### What is expected
Check the records below for the word "Users" and state how many lines contain it, replying with the number only.

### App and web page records
-*-*-

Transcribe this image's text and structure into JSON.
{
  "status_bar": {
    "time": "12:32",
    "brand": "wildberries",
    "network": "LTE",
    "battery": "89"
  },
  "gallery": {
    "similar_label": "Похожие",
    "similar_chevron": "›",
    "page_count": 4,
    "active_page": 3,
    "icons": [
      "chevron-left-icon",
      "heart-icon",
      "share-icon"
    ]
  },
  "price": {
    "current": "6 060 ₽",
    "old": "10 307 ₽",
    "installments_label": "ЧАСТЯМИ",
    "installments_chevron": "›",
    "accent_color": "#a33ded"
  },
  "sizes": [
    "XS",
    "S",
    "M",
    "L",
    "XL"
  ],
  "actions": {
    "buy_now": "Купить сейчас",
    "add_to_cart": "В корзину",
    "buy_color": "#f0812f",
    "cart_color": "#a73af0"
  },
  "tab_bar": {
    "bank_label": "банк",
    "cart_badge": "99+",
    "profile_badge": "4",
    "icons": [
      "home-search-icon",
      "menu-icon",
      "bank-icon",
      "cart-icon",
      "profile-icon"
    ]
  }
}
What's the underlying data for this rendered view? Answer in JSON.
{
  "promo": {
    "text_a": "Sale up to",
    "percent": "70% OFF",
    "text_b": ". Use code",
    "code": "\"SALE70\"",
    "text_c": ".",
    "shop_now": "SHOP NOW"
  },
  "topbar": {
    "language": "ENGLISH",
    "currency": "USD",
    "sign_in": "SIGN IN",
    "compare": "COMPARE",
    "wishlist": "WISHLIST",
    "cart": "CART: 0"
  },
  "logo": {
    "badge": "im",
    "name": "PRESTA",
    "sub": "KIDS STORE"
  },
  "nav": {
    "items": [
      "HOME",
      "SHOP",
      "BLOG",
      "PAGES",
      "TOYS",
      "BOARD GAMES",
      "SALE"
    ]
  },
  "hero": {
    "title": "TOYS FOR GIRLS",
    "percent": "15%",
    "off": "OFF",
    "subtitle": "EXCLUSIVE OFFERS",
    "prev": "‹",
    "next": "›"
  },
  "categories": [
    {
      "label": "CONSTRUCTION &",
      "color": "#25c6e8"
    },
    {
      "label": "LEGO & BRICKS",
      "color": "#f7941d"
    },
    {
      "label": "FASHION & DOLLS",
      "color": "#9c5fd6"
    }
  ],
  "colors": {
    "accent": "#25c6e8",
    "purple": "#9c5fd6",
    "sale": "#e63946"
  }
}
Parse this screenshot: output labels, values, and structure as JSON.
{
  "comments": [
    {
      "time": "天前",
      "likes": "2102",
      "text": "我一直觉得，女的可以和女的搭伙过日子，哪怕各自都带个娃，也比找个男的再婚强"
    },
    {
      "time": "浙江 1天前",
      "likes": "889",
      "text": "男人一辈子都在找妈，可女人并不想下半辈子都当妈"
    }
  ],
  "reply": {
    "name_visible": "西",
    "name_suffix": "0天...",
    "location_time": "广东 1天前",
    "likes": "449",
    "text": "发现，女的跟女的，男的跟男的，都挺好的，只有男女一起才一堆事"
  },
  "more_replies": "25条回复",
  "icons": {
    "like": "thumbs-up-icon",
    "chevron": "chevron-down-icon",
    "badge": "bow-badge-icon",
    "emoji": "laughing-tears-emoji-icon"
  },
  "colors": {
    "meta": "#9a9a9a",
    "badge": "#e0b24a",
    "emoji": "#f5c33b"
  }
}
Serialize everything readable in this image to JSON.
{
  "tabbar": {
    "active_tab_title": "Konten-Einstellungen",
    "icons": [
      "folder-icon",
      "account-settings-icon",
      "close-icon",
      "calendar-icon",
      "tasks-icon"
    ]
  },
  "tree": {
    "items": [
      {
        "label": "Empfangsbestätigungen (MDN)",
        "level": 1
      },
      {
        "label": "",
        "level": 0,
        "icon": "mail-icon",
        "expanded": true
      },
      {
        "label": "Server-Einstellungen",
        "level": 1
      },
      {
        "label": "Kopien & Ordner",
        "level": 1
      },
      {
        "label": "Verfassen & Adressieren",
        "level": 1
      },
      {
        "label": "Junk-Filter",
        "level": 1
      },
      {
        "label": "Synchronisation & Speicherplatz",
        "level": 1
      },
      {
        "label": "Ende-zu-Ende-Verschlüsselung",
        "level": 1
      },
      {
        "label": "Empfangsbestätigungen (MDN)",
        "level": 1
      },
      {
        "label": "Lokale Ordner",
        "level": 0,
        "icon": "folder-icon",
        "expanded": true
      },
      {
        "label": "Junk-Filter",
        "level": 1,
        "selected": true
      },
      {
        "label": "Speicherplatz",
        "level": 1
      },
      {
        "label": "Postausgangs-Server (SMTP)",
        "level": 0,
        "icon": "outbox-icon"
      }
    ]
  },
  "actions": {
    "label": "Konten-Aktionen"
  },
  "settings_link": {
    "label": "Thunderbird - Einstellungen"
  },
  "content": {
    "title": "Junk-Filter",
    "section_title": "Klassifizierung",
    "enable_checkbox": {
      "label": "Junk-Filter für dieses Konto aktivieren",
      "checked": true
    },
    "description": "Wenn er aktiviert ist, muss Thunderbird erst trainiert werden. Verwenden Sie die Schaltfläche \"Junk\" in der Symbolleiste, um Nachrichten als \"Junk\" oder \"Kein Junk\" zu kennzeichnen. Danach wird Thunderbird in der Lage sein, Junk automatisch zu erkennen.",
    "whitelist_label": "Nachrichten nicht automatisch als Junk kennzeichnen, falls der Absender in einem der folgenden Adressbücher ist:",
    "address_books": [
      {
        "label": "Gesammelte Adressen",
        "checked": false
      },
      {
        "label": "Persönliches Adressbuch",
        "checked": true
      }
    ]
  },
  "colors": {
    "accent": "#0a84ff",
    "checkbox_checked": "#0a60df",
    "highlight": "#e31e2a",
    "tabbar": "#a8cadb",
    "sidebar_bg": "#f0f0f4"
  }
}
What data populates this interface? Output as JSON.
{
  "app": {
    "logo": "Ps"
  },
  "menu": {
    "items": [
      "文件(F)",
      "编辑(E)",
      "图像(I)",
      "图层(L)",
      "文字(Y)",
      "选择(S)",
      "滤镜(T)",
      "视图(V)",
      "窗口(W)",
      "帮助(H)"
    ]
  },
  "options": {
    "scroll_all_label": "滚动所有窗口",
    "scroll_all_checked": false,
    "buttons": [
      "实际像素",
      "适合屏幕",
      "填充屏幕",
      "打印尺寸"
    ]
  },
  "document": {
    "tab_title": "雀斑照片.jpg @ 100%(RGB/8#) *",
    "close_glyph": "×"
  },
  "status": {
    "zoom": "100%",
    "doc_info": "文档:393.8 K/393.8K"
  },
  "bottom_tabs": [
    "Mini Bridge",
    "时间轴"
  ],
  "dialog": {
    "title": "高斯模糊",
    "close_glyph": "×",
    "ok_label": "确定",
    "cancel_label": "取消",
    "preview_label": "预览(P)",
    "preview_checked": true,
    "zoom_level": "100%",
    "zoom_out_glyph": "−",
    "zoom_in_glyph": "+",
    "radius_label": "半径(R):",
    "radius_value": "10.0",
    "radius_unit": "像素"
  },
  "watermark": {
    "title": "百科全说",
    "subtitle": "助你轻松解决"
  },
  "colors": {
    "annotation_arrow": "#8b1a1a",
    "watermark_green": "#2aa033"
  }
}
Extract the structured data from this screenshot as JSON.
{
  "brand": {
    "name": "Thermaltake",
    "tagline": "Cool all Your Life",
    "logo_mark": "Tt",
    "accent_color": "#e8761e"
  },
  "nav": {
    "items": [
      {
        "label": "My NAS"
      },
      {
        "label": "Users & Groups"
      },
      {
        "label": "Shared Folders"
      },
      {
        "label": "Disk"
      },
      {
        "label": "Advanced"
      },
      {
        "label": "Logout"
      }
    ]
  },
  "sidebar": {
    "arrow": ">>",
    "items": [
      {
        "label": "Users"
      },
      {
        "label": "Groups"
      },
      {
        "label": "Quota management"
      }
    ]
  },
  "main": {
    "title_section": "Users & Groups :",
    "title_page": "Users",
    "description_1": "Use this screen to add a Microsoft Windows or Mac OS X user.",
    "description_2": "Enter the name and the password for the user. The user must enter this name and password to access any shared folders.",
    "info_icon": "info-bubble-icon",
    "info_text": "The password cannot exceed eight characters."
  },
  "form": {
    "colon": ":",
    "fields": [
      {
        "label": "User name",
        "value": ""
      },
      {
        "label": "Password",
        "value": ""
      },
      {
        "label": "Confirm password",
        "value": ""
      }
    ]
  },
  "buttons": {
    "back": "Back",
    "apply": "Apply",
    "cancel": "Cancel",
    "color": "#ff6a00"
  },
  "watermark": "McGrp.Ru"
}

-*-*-

### Response below
4